A fun read with plenty of drama between reading about the toys and following Eddie about as we get acquainted with his world and how that world views the Droods.
It’s a standard mission. Exorcise the demon and ensure the President doesn’t give birth. Only, everything goes wrong and Eddie is summoned back to Drood Hall. The family seat he escaped ten years ago. This can’t be good.
It’s the constant string of attacks on the motorway on the way to Stonehenge which raises Eddie’s suspicious and then Uncle James’ confirmation. Rogue. The family has declared him a traitor and he needs to find out what he’s done.
Shaman Bond is the alias for Edwin Drood — it wouldn’t do for most in the world to know that Bond is part of the infamous and much-too-powerful Drood family. His job is to protect humanity. He thought. Until it all blew up. Charles and Emily Drood were his parents before they were murdered on a mission.
The Matriarch leads the Drood family. This one is Eddie’s grandmother, Martha Drood; Alistair is her second husband. Fellow Droods include Penny, the usual contact for agents in the field; Uncle James was practically Eddie’s father after his parents died and is known as the Gray Fox; and, Matthew is another agent based in London and must always win on any mission. Jacob is his greats-great grandfather, a ghost hanging out in the old chapel. The Sarjeant-at-Arms is similar to a butler, but more. He hates Eddie — and I’m certain everyone hates him right back. Uncle Jack is the Armourer with a soft spot for Eddie. He’s being retired, and Alexandra is taking his place. The family Librarian has been missing for some time now — William.
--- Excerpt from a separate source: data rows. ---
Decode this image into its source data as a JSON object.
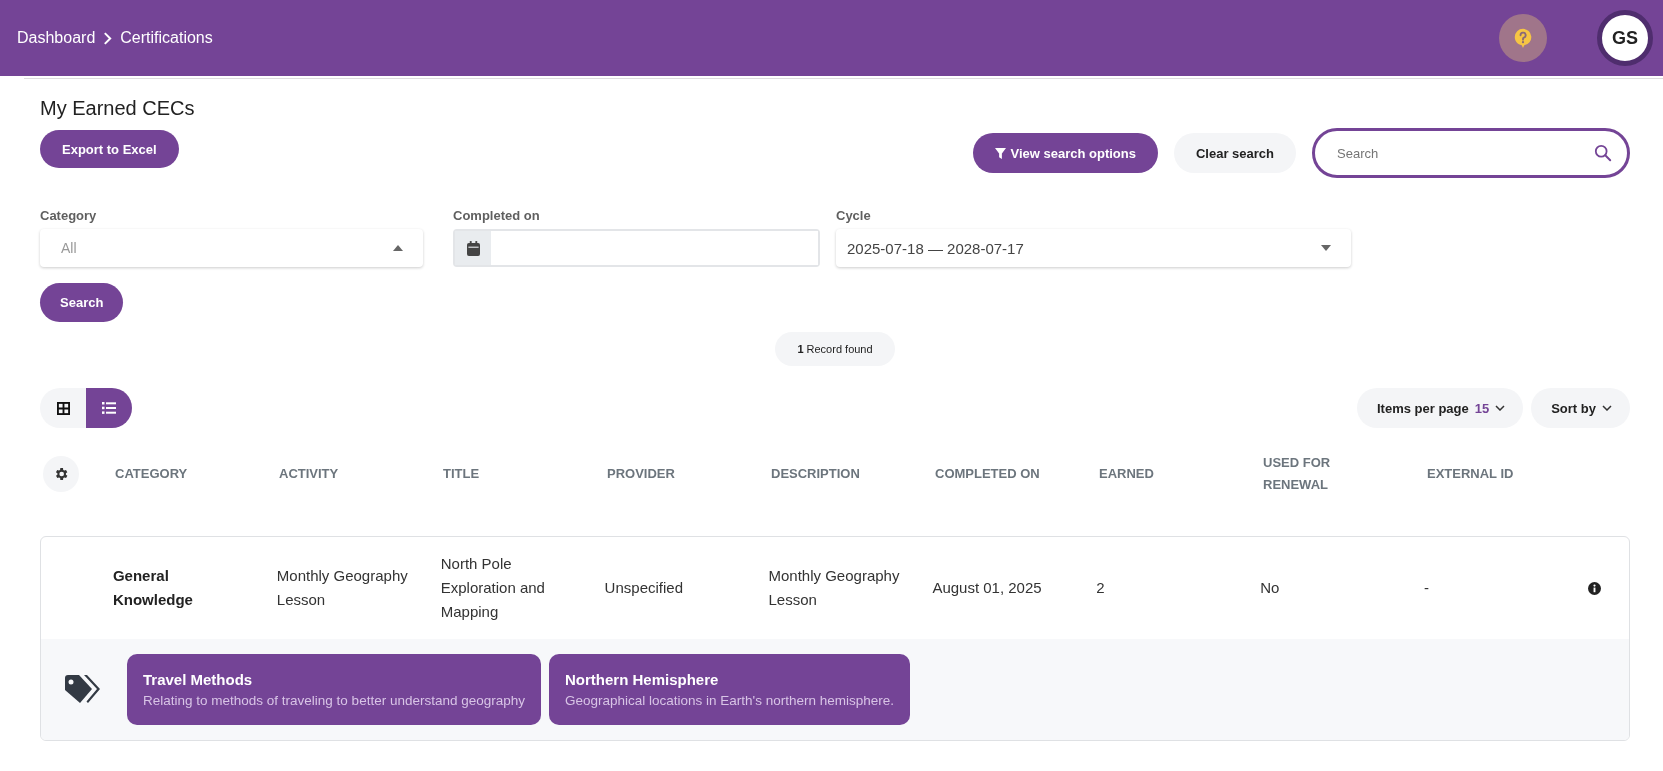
{
  "breadcrumb": [
    "Dashboard",
    "Certifications"
  ],
  "user_avatar": {
    "initials": "GS"
  },
  "page_title": "My Earned CECs",
  "export_button": "Export to Excel",
  "toolbar": {
    "search_options_button": "View search options",
    "clear_button": "Clear search",
    "search": {
      "placeholder": "Search"
    }
  },
  "filters": [
    {
      "kind": "select",
      "label": "Category",
      "placeholder": "All",
      "expanded": true
    },
    {
      "kind": "date",
      "label": "Completed on"
    },
    {
      "kind": "select",
      "label": "Cycle",
      "value": "2025-07-18 — 2028-07-17",
      "expanded": false
    }
  ],
  "search_button": "Search",
  "record_count": {
    "count": "1",
    "text": "Record found"
  },
  "view_toggle": [
    {
      "kind": "grid",
      "selected": false
    },
    {
      "kind": "list",
      "selected": true
    }
  ],
  "items_per_page": {
    "label": "Items per page",
    "value": "15"
  },
  "sort_button": "Sort by",
  "table": {
    "columns": [
      "CATEGORY",
      "ACTIVITY",
      "TITLE",
      "PROVIDER",
      "DESCRIPTION",
      "COMPLETED ON",
      "EARNED",
      "USED FOR RENEWAL",
      "EXTERNAL ID"
    ],
    "rows": [
      {
        "cells": [
          "General Knowledge",
          "Monthly Geography Lesson",
          "North Pole Exploration and Mapping",
          "Unspecified",
          "Monthly Geography Lesson",
          "August 01, 2025",
          "2",
          "No",
          "-"
        ],
        "tags": [
          {
            "title": "Travel Methods",
            "description": "Relating to methods of traveling to better understand geography"
          },
          {
            "title": "Northern Hemisphere",
            "description": "Geographical locations in Earth's northern hemisphere."
          }
        ]
      }
    ]
  }
}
Molly knows a few rogues who might be able to help Eddie: Oddly John, Mole, and Sebastian.
Willy Fleagal runs an Internet cafe that Eddie uses. Janissary Jane is a mercenary; Indigo Spirit is a costume-obsessed superhero; Charlatan Joe is a confidence trickster; the Blue Fairy is middle aged and moaning with it; Subway Sue is all about the luck, taking it and selling it; Mr. Stab has a nasty past; Girl Flower…do NOT get too close to her!; and, Digger Browne, a practical ghoul.
Archie Leech is a serial possessor, an amulet allows his soul to jump bodies. He just uses ’em up and finds another. Manifest Destiny is a relatively new organization out to take over the world and free it from the Droods. Layers within layers within layers. Solomon Krieg is the Golem with the Atomic Brain, a relic from the Cold War. Truman is Destiny’s leader with good intentions and foul determination.
The CARnivores sound like the vehicles in the Nightside. Then there are the Chelsea Lovers who are into tantric sex whose mission is to take over the world with sex; the Sceneshifters who shift reality a piece at a time — their theory that God doesn’t rule the world but the Devil does actually makes a lot of sense; the Mole is exactly that, a networked guy living underground who hooks people up with what and who they need; and, the infamous Molly Metcalf, a witch who opposes most everything a Drood stands for and the one who peels back a peek at the truth for Eddie.
The Drood family has been protecting the world for centuries. Some say that “Drood” is a derivation of “druid”. The one known truth is that the golden torc is the armor that ensures Drood supremacy. Unless they are an agent in the field, the Droods all were born, grew up, and live at the Hall. A Drood can never leave the family.
The Cover and Title
You can’t miss knowing you’re in a big, older city as you eye the very narrow alley between towering buildings. One man is in silhouette with his gun, staring down the alley at us while a second man is tucked in tight in a corner, clutching his golden torc, praying, waiting, prepared. The only light appears to be a fire reddening and lighting up only the alley. The cascade of fire escapes on one building in stark relief.
The title reflects the protagonist in the story, Eddie Drood is The Man with the Golden Torc.